Powerful singer-songwriter fare with uplifting anthems and downbeat insights
Brooklyn singer-songwriter Annie Keating has written a song and named her seventh album after the bike she had when she was a kid. The song is a celebration of the freedom the bike bestowed and elsewhere there are a couple of equally uplifting moments. These come from opening song You Bring The Sun and Time Come Help Me Forget, a song with a power-pop beat and hooky tune which belies its title. It’s not all like that though. The album closer Phoenix, the most powerful piece here, is enhanced by a sweet-voiced choir and builds to a glorious peak. Between times Keating treads familiar paths of lost love, regret and shoulda, coulda, woulda territory but each time brings something – an insight, a melody, a vulnerable voice, a truth – that makes the songs hit home, and hit home hard.

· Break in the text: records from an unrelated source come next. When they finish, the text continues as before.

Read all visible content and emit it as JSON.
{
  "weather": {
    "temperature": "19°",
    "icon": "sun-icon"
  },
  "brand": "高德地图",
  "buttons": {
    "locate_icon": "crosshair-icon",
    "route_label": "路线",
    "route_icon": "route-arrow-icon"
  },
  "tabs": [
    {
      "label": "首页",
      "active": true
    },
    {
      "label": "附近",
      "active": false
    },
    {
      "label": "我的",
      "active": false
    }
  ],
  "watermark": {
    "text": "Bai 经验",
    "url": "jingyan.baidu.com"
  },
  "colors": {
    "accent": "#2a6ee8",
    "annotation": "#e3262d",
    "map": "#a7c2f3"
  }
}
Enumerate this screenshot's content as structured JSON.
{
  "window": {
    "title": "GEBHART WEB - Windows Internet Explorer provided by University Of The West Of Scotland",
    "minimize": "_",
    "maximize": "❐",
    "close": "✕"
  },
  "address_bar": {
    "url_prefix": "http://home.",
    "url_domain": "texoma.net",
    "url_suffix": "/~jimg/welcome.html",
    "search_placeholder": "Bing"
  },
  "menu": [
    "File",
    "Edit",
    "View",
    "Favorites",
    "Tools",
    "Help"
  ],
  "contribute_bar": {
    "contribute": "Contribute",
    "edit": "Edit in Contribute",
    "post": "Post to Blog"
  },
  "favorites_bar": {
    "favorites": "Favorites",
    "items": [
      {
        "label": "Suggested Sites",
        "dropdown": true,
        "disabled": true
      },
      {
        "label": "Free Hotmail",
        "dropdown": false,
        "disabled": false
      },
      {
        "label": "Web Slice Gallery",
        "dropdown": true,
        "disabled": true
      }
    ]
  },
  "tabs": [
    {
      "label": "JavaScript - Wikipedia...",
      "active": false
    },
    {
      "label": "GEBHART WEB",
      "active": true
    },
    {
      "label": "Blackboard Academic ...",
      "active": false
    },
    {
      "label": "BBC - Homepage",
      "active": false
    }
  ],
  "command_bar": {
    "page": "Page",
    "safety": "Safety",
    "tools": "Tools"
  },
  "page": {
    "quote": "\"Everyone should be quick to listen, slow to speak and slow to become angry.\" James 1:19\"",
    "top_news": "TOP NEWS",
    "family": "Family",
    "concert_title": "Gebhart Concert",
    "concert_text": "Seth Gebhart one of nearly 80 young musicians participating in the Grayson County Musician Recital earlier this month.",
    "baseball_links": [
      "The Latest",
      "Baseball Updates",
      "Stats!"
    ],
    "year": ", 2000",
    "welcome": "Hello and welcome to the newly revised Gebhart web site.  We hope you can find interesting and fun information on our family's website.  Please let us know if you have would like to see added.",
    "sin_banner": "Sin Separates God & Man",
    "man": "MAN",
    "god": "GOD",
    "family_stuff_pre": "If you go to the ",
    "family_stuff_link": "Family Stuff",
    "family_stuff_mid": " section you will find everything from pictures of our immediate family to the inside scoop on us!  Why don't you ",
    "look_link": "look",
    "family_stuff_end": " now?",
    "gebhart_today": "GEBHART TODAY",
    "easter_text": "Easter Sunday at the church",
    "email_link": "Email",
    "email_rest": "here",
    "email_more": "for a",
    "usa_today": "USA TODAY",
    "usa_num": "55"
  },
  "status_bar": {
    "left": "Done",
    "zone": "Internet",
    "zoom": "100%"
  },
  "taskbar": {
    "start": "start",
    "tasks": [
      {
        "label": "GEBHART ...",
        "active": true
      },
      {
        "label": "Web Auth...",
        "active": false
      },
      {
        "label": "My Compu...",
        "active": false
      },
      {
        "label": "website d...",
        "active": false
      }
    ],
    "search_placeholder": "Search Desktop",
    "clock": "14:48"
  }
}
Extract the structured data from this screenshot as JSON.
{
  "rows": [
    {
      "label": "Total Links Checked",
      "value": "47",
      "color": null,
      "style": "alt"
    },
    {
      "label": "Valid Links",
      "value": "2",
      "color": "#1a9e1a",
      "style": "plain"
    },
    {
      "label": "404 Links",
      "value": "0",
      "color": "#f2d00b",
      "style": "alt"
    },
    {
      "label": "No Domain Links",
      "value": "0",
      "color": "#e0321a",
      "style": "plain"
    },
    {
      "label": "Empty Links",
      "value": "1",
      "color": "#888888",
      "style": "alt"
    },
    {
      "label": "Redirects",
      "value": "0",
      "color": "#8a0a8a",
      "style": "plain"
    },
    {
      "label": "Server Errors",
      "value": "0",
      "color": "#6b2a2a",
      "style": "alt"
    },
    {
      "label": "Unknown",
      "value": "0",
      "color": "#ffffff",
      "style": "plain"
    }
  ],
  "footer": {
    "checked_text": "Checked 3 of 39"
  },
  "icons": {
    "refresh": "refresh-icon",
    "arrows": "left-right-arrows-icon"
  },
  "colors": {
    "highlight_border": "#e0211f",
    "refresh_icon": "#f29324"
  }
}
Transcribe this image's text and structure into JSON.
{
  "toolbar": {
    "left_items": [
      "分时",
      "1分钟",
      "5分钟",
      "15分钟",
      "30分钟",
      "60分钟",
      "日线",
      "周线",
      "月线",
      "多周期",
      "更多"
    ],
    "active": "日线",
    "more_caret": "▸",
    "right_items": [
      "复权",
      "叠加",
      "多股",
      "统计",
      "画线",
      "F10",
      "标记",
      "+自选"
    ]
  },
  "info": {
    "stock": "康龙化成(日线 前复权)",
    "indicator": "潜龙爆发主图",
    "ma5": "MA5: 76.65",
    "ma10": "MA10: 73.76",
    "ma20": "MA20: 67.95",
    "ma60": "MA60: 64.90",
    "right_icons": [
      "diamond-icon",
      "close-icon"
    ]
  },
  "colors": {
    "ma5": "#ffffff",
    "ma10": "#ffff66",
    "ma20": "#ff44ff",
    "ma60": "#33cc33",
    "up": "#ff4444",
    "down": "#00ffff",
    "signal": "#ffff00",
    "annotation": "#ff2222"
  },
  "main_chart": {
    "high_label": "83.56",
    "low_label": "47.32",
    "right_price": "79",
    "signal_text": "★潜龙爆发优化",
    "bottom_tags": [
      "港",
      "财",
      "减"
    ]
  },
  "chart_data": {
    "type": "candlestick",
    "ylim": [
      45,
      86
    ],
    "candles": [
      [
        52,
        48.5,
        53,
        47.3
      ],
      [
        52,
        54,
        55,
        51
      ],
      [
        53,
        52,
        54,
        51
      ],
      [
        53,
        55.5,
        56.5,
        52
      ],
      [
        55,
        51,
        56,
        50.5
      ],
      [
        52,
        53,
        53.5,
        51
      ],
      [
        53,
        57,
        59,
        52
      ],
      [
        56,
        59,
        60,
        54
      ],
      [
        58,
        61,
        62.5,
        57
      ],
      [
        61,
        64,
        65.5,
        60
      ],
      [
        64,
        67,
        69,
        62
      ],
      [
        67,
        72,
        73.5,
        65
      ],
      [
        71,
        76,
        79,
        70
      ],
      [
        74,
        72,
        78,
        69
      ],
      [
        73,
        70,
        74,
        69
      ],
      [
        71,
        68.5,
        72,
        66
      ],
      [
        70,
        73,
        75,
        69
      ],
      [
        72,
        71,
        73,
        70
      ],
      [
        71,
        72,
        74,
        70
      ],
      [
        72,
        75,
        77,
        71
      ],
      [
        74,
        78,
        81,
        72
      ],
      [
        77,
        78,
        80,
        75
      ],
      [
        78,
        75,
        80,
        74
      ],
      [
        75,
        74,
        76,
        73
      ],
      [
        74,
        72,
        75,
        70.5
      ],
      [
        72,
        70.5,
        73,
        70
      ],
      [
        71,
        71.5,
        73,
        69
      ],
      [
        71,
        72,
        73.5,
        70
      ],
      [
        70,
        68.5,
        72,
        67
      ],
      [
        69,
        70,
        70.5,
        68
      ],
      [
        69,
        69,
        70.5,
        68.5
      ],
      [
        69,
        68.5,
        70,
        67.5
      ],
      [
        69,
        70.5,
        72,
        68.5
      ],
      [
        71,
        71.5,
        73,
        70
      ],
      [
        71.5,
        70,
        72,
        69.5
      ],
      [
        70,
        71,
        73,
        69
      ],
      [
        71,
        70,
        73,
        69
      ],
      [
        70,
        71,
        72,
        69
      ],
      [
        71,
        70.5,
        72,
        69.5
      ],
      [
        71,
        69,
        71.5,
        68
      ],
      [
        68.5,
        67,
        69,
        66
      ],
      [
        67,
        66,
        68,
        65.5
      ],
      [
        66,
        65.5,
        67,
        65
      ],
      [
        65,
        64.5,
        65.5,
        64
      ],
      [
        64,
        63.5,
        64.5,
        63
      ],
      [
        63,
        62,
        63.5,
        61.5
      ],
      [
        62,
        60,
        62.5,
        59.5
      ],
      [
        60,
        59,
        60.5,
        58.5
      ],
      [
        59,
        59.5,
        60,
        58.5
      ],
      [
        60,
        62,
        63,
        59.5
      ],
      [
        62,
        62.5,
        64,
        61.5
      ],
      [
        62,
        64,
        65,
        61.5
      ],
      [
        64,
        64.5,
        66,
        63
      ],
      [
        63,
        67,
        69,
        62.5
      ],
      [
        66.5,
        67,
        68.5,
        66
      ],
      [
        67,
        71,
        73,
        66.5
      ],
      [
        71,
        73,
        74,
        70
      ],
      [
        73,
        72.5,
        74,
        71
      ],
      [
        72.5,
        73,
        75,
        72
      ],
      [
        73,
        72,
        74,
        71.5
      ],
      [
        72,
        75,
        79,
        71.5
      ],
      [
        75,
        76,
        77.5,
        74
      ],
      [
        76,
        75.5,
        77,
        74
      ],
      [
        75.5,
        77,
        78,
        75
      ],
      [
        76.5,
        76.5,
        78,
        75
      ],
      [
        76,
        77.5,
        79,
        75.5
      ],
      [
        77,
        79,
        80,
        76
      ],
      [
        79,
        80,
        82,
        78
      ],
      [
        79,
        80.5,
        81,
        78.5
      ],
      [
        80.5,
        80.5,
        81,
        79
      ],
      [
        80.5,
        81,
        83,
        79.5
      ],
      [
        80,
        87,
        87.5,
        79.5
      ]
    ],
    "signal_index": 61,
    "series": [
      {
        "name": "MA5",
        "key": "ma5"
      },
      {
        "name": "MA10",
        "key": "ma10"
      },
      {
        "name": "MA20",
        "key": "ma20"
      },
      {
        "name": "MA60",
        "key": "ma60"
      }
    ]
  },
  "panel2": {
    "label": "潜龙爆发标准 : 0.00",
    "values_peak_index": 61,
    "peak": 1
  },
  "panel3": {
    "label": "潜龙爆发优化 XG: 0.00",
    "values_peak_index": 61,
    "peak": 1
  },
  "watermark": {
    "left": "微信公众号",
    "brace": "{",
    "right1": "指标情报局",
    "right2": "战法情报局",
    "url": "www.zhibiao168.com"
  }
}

The songs took eight months to write but only a weekend to record as live in a studio converted from a fire station. There’s certainly a spontaneity to the performances and an intimacy to Keating’s vocals that bring to mind a sweeter-voiced Lucinda Williams. Despite the championing of Bob Harris she remains a not particularly well known name but this sort of high quality release deserves to change that.
Old Dominion are back with their fourth studio album. It encapsulates, once again, the band’s personality as it’s riddled with catchy and clever choruses and